**Stored data:**
BEGIN
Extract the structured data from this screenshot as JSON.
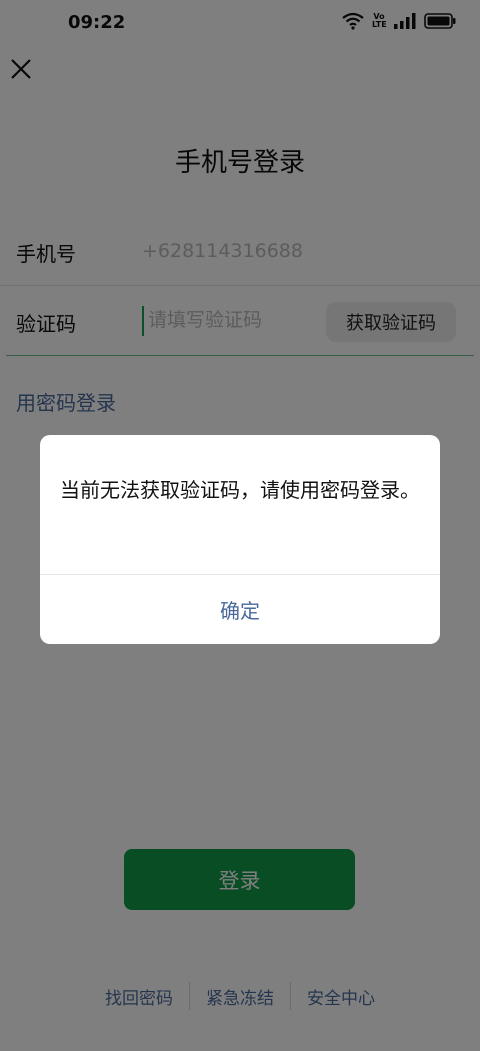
{
  "status_bar": {
    "time": "09:22",
    "volte_label": "Vo\nLTE",
    "icons": [
      "wifi-icon",
      "volte-icon",
      "signal-icon",
      "battery-icon"
    ]
  },
  "header": {
    "close_icon": "close-icon",
    "title": "手机号登录"
  },
  "form": {
    "phone_label": "手机号",
    "phone_value": "+628114316688",
    "code_label": "验证码",
    "code_placeholder": "请填写验证码",
    "get_code_label": "获取验证码"
  },
  "password_login_link": "用密码登录",
  "login_button_label": "登录",
  "bottom_links": [
    "找回密码",
    "紧急冻结",
    "安全中心"
  ],
  "dialog": {
    "message": "当前无法获取验证码，请使用密码登录。",
    "confirm_label": "确定"
  },
  "colors": {
    "accent_green": "#129a4b",
    "link_blue": "#4a6a9c",
    "overlay": "rgba(0,0,0,0.5)"
  }
}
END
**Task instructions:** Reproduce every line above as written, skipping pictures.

**Response to this task:**
Extract the structured data from this screenshot as JSON.
{
  "status_bar": {
    "time": "09:22",
    "volte_label": "Vo\nLTE",
    "icons": [
      "wifi-icon",
      "volte-icon",
      "signal-icon",
      "battery-icon"
    ]
  },
  "header": {
    "close_icon": "close-icon",
    "title": "手机号登录"
  },
  "form": {
    "phone_label": "手机号",
    "phone_value": "+628114316688",
    "code_label": "验证码",
    "code_placeholder": "请填写验证码",
    "get_code_label": "获取验证码"
  },
  "password_login_link": "用密码登录",
  "login_button_label": "登录",
  "bottom_links": [
    "找回密码",
    "紧急冻结",
    "安全中心"
  ],
  "dialog": {
    "message": "当前无法获取验证码，请使用密码登录。",
    "confirm_label": "确定"
  },
  "colors": {
    "accent_green": "#129a4b",
    "link_blue": "#4a6a9c",
    "overlay": "rgba(0,0,0,0.5)"
  }
}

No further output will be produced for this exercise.